Reproduce every entry precisely as written.
================================
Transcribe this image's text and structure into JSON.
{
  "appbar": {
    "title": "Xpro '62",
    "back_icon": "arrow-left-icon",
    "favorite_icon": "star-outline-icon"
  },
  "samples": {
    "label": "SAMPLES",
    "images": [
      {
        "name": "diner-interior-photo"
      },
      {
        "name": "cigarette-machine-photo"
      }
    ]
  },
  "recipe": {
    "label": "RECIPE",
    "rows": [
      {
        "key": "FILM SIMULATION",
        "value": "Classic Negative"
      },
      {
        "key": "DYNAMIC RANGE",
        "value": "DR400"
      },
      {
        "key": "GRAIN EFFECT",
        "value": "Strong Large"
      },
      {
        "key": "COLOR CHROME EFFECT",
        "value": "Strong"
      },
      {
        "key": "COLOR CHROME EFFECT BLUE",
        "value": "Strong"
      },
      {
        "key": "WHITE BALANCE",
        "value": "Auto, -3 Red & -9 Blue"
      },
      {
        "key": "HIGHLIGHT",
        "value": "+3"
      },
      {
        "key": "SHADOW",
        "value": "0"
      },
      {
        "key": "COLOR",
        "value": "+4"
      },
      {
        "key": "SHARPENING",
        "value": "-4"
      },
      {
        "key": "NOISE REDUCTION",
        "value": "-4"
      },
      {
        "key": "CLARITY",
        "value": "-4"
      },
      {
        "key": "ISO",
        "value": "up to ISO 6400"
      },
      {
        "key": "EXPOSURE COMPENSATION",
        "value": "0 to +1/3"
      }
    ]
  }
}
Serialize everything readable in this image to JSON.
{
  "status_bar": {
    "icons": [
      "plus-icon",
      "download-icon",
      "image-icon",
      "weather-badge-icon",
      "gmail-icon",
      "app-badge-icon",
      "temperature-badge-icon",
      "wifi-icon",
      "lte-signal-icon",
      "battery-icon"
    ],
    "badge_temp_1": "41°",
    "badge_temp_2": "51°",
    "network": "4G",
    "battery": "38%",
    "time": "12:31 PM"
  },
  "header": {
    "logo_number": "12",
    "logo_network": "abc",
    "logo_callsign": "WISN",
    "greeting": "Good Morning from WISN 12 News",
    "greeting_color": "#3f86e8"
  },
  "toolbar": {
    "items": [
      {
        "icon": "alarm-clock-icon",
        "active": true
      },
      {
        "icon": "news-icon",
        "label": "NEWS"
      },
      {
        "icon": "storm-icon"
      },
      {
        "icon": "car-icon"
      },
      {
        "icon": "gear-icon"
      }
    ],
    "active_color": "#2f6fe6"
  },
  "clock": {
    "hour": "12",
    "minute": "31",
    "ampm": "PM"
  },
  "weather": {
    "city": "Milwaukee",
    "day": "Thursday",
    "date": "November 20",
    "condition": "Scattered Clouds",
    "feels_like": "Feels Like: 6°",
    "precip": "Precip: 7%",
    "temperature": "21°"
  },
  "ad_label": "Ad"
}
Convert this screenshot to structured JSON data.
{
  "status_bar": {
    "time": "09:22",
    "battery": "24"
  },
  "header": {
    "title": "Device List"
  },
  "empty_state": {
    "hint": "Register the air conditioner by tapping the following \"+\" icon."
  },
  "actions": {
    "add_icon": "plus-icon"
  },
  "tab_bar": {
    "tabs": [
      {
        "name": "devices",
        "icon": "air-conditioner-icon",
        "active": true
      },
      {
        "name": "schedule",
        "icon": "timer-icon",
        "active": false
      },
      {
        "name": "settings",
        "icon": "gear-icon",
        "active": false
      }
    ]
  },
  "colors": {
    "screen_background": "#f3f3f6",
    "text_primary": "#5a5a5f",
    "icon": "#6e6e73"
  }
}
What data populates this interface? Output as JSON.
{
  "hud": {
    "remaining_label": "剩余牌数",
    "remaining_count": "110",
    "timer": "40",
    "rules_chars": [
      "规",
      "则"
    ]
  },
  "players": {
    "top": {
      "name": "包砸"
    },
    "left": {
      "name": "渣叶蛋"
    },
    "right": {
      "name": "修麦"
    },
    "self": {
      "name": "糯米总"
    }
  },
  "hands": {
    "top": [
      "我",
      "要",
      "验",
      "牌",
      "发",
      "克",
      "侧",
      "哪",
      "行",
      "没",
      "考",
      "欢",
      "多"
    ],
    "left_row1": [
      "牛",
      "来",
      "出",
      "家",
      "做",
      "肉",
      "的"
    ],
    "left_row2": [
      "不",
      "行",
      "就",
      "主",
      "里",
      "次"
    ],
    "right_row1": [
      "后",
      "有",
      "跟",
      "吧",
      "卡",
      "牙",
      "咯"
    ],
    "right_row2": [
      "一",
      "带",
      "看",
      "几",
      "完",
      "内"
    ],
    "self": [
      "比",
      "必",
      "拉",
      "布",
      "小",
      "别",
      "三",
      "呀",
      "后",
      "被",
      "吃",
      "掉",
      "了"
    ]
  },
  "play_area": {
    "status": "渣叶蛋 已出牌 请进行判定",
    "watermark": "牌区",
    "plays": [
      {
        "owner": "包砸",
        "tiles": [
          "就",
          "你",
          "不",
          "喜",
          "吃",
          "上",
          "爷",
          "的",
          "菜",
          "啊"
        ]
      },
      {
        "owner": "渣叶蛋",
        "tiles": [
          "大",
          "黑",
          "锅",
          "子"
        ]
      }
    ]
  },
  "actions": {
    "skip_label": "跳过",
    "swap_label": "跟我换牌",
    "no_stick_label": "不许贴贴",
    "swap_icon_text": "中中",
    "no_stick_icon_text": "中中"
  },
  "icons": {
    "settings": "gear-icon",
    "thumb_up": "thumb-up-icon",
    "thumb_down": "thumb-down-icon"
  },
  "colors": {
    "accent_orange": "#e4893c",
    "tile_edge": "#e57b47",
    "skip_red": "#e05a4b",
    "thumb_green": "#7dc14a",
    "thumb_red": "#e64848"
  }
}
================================
:: ANSWER BELOW ::
Transcribe this image's text and structure into JSON.
{
  "appbar": {
    "title": "Xpro '62",
    "back_icon": "arrow-left-icon",
    "favorite_icon": "star-outline-icon"
  },
  "samples": {
    "label": "SAMPLES",
    "images": [
      {
        "name": "diner-interior-photo"
      },
      {
        "name": "cigarette-machine-photo"
      }
    ]
  },
  "recipe": {
    "label": "RECIPE",
    "rows": [
      {
        "key": "FILM SIMULATION",
        "value": "Classic Negative"
      },
      {
        "key": "DYNAMIC RANGE",
        "value": "DR400"
      },
      {
        "key": "GRAIN EFFECT",
        "value": "Strong Large"
      },
      {
        "key": "COLOR CHROME EFFECT",
        "value": "Strong"
      },
      {
        "key": "COLOR CHROME EFFECT BLUE",
        "value": "Strong"
      },
      {
        "key": "WHITE BALANCE",
        "value": "Auto, -3 Red & -9 Blue"
      },
      {
        "key": "HIGHLIGHT",
        "value": "+3"
      },
      {
        "key": "SHADOW",
        "value": "0"
      },
      {
        "key": "COLOR",
        "value": "+4"
      },
      {
        "key": "SHARPENING",
        "value": "-4"
      },
      {
        "key": "NOISE REDUCTION",
        "value": "-4"
      },
      {
        "key": "CLARITY",
        "value": "-4"
      },
      {
        "key": "ISO",
        "value": "up to ISO 6400"
      },
      {
        "key": "EXPOSURE COMPENSATION",
        "value": "0 to +1/3"
      }
    ]
  }
}
Serialize everything readable in this image to JSON.
{
  "status_bar": {
    "icons": [
      "plus-icon",
      "download-icon",
      "image-icon",
      "weather-badge-icon",
      "gmail-icon",
      "app-badge-icon",
      "temperature-badge-icon",
      "wifi-icon",
      "lte-signal-icon",
      "battery-icon"
    ],
    "badge_temp_1": "41°",
    "badge_temp_2": "51°",
    "network": "4G",
    "battery": "38%",
    "time": "12:31 PM"
  },
  "header": {
    "logo_number": "12",
    "logo_network": "abc",
    "logo_callsign": "WISN",
    "greeting": "Good Morning from WISN 12 News",
    "greeting_color": "#3f86e8"
  },
  "toolbar": {
    "items": [
      {
        "icon": "alarm-clock-icon",
        "active": true
      },
      {
        "icon": "news-icon",
        "label": "NEWS"
      },
      {
        "icon": "storm-icon"
      },
      {
        "icon": "car-icon"
      },
      {
        "icon": "gear-icon"
      }
    ],
    "active_color": "#2f6fe6"
  },
  "clock": {
    "hour": "12",
    "minute": "31",
    "ampm": "PM"
  },
  "weather": {
    "city": "Milwaukee",
    "day": "Thursday",
    "date": "November 20",
    "condition": "Scattered Clouds",
    "feels_like": "Feels Like: 6°",
    "precip": "Precip: 7%",
    "temperature": "21°"
  },
  "ad_label": "Ad"
}
Convert this screenshot to structured JSON data.
{
  "status_bar": {
    "time": "09:22",
    "battery": "24"
  },
  "header": {
    "title": "Device List"
  },
  "empty_state": {
    "hint": "Register the air conditioner by tapping the following \"+\" icon."
  },
  "actions": {
    "add_icon": "plus-icon"
  },
  "tab_bar": {
    "tabs": [
      {
        "name": "devices",
        "icon": "air-conditioner-icon",
        "active": true
      },
      {
        "name": "schedule",
        "icon": "timer-icon",
        "active": false
      },
      {
        "name": "settings",
        "icon": "gear-icon",
        "active": false
      }
    ]
  },
  "colors": {
    "screen_background": "#f3f3f6",
    "text_primary": "#5a5a5f",
    "icon": "#6e6e73"
  }
}
What data populates this interface? Output as JSON.
{
  "hud": {
    "remaining_label": "剩余牌数",
    "remaining_count": "110",
    "timer": "40",
    "rules_chars": [
      "规",
      "则"
    ]
  },
  "players": {
    "top": {
      "name": "包砸"
    },
    "left": {
      "name": "渣叶蛋"
    },
    "right": {
      "name": "修麦"
    },
    "self": {
      "name": "糯米总"
    }
  },
  "hands": {
    "top": [
      "我",
      "要",
      "验",
      "牌",
      "发",
      "克",
      "侧",
      "哪",
      "行",
      "没",
      "考",
      "欢",
      "多"
    ],
    "left_row1": [
      "牛",
      "来",
      "出",
      "家",
      "做",
      "肉",
      "的"
    ],
    "left_row2": [
      "不",
      "行",
      "就",
      "主",
      "里",
      "次"
    ],
    "right_row1": [
      "后",
      "有",
      "跟",
      "吧",
      "卡",
      "牙",
      "咯"
    ],
    "right_row2": [
      "一",
      "带",
      "看",
      "几",
      "完",
      "内"
    ],
    "self": [
      "比",
      "必",
      "拉",
      "布",
      "小",
      "别",
      "三",
      "呀",
      "后",
      "被",
      "吃",
      "掉",
      "了"
    ]
  },
  "play_area": {
    "status": "渣叶蛋 已出牌 请进行判定",
    "watermark": "牌区",
    "plays": [
      {
        "owner": "包砸",
        "tiles": [
          "就",
          "你",
          "不",
          "喜",
          "吃",
          "上",
          "爷",
          "的",
          "菜",
          "啊"
        ]
      },
      {
        "owner": "渣叶蛋",
        "tiles": [
          "大",
          "黑",
          "锅",
          "子"
        ]
      }
    ]
  },
  "actions": {
    "skip_label": "跳过",
    "swap_label": "跟我换牌",
    "no_stick_label": "不许贴贴",
    "swap_icon_text": "中中",
    "no_stick_icon_text": "中中"
  },
  "icons": {
    "settings": "gear-icon",
    "thumb_up": "thumb-up-icon",
    "thumb_down": "thumb-down-icon"
  },
  "colors": {
    "accent_orange": "#e4893c",
    "tile_edge": "#e57b47",
    "skip_red": "#e05a4b",
    "thumb_green": "#7dc14a",
    "thumb_red": "#e64848"
  }
}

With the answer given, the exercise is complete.